*** Opening PROVIDED RECORDS ***

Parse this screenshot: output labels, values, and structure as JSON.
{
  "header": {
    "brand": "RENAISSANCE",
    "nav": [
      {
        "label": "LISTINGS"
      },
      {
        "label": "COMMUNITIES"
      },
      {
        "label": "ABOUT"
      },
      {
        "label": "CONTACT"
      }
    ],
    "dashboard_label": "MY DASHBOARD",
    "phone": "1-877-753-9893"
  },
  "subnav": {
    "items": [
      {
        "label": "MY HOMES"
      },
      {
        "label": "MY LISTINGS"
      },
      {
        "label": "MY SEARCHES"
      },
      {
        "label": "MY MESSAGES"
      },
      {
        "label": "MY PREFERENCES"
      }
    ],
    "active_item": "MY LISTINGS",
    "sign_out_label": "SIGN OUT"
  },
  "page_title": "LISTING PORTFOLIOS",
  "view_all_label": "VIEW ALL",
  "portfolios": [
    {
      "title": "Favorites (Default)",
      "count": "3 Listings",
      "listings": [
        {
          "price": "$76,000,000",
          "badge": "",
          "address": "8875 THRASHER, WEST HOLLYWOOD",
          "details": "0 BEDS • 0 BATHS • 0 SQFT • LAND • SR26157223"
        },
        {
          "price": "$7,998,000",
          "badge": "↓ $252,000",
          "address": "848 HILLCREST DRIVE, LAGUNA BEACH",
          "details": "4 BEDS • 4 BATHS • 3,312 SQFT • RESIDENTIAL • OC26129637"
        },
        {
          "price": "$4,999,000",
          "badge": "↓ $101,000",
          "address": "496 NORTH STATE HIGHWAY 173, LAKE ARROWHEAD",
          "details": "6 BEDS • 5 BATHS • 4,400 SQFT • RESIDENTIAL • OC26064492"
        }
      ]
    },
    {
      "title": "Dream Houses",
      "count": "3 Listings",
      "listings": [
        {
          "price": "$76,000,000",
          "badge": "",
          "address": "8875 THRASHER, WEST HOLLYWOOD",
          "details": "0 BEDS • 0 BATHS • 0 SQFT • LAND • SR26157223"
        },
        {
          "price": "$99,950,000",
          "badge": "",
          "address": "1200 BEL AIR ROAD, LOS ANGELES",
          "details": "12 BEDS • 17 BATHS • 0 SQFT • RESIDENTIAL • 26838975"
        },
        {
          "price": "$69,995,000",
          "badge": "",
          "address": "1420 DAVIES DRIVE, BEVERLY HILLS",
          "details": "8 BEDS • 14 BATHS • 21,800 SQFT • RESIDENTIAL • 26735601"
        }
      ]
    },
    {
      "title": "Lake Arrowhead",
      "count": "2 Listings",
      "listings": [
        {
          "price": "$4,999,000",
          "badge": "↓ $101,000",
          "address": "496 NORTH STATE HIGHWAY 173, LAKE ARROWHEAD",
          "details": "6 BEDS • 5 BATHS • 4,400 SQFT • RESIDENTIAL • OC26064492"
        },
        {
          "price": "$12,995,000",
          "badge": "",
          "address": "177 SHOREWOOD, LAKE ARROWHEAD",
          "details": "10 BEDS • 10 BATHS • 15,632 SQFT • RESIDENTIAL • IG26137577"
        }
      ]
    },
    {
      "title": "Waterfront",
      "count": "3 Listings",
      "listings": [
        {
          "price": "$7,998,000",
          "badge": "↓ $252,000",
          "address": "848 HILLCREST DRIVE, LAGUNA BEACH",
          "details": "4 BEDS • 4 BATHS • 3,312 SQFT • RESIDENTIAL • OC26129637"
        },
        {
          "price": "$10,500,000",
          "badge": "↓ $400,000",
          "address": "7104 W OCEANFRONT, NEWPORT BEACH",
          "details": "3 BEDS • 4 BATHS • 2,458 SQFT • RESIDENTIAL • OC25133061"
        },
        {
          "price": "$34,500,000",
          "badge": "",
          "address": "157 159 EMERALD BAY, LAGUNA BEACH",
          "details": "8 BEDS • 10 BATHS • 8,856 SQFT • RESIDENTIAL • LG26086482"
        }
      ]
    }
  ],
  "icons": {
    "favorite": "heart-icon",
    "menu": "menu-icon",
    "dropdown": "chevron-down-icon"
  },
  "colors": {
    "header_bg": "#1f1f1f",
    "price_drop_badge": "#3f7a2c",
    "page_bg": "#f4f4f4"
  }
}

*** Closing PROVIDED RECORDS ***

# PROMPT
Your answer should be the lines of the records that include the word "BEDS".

# WRITTEN ANSWER
          "details": "0 BEDS • 0 BATHS • 0 SQFT • LAND • SR26157223"
          "details": "4 BEDS • 4 BATHS • 3,312 SQFT • RESIDENTIAL • OC26129637"
          "details": "6 BEDS • 5 BATHS • 4,400 SQFT • RESIDENTIAL • OC26064492"
          "details": "0 BEDS • 0 BATHS • 0 SQFT • LAND • SR26157223"
          "details": "12 BEDS • 17 BATHS • 0 SQFT • RESIDENTIAL • 26838975"
          "details": "8 BEDS • 14 BATHS • 21,800 SQFT • RESIDENTIAL • 26735601"
          "details": "6 BEDS • 5 BATHS • 4,400 SQFT • RESIDENTIAL • OC26064492"
          "details": "10 BEDS • 10 BATHS • 15,632 SQFT • RESIDENTIAL • IG26137577"
          "details": "4 BEDS • 4 BATHS • 3,312 SQFT • RESIDENTIAL • OC26129637"
          "details": "3 BEDS • 4 BATHS • 2,458 SQFT • RESIDENTIAL • OC25133061"
          "details": "8 BEDS • 10 BATHS • 8,856 SQFT • RESIDENTIAL • LG26086482"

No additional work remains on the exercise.